(Element data from apps and pages)
══════════

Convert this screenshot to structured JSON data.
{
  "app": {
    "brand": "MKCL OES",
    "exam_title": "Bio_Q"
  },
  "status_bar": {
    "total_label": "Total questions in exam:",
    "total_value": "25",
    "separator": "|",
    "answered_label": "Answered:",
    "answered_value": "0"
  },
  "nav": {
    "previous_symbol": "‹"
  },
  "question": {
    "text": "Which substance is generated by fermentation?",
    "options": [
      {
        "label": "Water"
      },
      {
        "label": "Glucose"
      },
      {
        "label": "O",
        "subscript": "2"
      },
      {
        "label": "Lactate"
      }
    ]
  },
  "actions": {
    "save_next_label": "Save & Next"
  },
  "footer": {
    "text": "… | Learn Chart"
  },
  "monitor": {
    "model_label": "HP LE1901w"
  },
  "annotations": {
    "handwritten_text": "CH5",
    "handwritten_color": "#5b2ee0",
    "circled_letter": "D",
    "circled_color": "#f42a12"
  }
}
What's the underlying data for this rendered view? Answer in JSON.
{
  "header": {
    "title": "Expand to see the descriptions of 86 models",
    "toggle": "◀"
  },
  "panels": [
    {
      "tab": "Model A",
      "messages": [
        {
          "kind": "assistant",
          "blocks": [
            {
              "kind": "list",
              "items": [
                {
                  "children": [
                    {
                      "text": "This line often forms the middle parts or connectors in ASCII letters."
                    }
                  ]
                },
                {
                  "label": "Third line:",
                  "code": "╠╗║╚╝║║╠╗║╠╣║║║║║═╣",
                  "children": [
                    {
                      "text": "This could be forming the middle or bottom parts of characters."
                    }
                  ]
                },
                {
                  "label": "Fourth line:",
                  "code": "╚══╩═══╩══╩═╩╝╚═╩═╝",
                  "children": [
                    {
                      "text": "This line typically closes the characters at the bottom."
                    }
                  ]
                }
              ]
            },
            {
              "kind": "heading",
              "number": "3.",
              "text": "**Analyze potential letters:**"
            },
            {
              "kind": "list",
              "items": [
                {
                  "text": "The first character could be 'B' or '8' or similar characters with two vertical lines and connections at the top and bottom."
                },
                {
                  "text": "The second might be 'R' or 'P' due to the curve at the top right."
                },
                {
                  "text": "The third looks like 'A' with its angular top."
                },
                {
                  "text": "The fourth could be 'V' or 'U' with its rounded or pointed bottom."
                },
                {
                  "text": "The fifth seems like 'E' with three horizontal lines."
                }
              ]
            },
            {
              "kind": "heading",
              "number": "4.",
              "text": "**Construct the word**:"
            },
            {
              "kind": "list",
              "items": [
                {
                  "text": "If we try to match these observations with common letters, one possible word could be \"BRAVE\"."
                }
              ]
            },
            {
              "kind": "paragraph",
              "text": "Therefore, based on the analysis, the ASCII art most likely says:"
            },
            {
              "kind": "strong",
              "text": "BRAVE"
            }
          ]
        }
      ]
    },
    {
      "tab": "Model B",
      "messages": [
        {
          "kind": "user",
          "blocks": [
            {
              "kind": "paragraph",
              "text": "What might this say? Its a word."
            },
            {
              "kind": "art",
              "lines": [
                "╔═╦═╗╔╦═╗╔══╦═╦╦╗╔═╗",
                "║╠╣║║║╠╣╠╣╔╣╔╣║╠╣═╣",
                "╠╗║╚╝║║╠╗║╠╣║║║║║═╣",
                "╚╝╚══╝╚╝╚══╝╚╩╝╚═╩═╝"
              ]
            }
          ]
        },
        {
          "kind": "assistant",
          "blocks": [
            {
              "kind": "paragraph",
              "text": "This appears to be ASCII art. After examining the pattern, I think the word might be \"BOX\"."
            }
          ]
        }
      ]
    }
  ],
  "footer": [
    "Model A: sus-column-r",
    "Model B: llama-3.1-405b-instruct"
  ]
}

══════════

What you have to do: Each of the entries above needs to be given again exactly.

Result for this exercise:
Convert this screenshot to structured JSON data.
{
  "app": {
    "brand": "MKCL OES",
    "exam_title": "Bio_Q"
  },
  "status_bar": {
    "total_label": "Total questions in exam:",
    "total_value": "25",
    "separator": "|",
    "answered_label": "Answered:",
    "answered_value": "0"
  },
  "nav": {
    "previous_symbol": "‹"
  },
  "question": {
    "text": "Which substance is generated by fermentation?",
    "options": [
      {
        "label": "Water"
      },
      {
        "label": "Glucose"
      },
      {
        "label": "O",
        "subscript": "2"
      },
      {
        "label": "Lactate"
      }
    ]
  },
  "actions": {
    "save_next_label": "Save & Next"
  },
  "footer": {
    "text": "… | Learn Chart"
  },
  "monitor": {
    "model_label": "HP LE1901w"
  },
  "annotations": {
    "handwritten_text": "CH5",
    "handwritten_color": "#5b2ee0",
    "circled_letter": "D",
    "circled_color": "#f42a12"
  }
}
What's the underlying data for this rendered view? Answer in JSON.
{
  "header": {
    "title": "Expand to see the descriptions of 86 models",
    "toggle": "◀"
  },
  "panels": [
    {
      "tab": "Model A",
      "messages": [
        {
          "kind": "assistant",
          "blocks": [
            {
              "kind": "list",
              "items": [
                {
                  "children": [
                    {
                      "text": "This line often forms the middle parts or connectors in ASCII letters."
                    }
                  ]
                },
                {
                  "label": "Third line:",
                  "code": "╠╗║╚╝║║╠╗║╠╣║║║║║═╣",
                  "children": [
                    {
                      "text": "This could be forming the middle or bottom parts of characters."
                    }
                  ]
                },
                {
                  "label": "Fourth line:",
                  "code": "╚══╩═══╩══╩═╩╝╚═╩═╝",
                  "children": [
                    {
                      "text": "This line typically closes the characters at the bottom."
                    }
                  ]
                }
              ]
            },
            {
              "kind": "heading",
              "number": "3.",
              "text": "**Analyze potential letters:**"
            },
            {
              "kind": "list",
              "items": [
                {
                  "text": "The first character could be 'B' or '8' or similar characters with two vertical lines and connections at the top and bottom."
                },
                {
                  "text": "The second might be 'R' or 'P' due to the curve at the top right."
                },
                {
                  "text": "The third looks like 'A' with its angular top."
                },
                {
                  "text": "The fourth could be 'V' or 'U' with its rounded or pointed bottom."
                },
                {
                  "text": "The fifth seems like 'E' with three horizontal lines."
                }
              ]
            },
            {
              "kind": "heading",
              "number": "4.",
              "text": "**Construct the word**:"
            },
            {
              "kind": "list",
              "items": [
                {
                  "text": "If we try to match these observations with common letters, one possible word could be \"BRAVE\"."
                }
              ]
            },
            {
              "kind": "paragraph",
              "text": "Therefore, based on the analysis, the ASCII art most likely says:"
            },
            {
              "kind": "strong",
              "text": "BRAVE"
            }
          ]
        }
      ]
    },
    {
      "tab": "Model B",
      "messages": [
        {
          "kind": "user",
          "blocks": [
            {
              "kind": "paragraph",
              "text": "What might this say? Its a word."
            },
            {
              "kind": "art",
              "lines": [
                "╔═╦═╗╔╦═╗╔══╦═╦╦╗╔═╗",
                "║╠╣║║║╠╣╠╣╔╣╔╣║╠╣═╣",
                "╠╗║╚╝║║╠╗║╠╣║║║║║═╣",
                "╚╝╚══╝╚╝╚══╝╚╩╝╚═╩═╝"
              ]
            }
          ]
        },
        {
          "kind": "assistant",
          "blocks": [
            {
              "kind": "paragraph",
              "text": "This appears to be ASCII art. After examining the pattern, I think the word might be \"BOX\"."
            }
          ]
        }
      ]
    }
  ],
  "footer": [
    "Model A: sus-column-r",
    "Model B: llama-3.1-405b-instruct"
  ]
}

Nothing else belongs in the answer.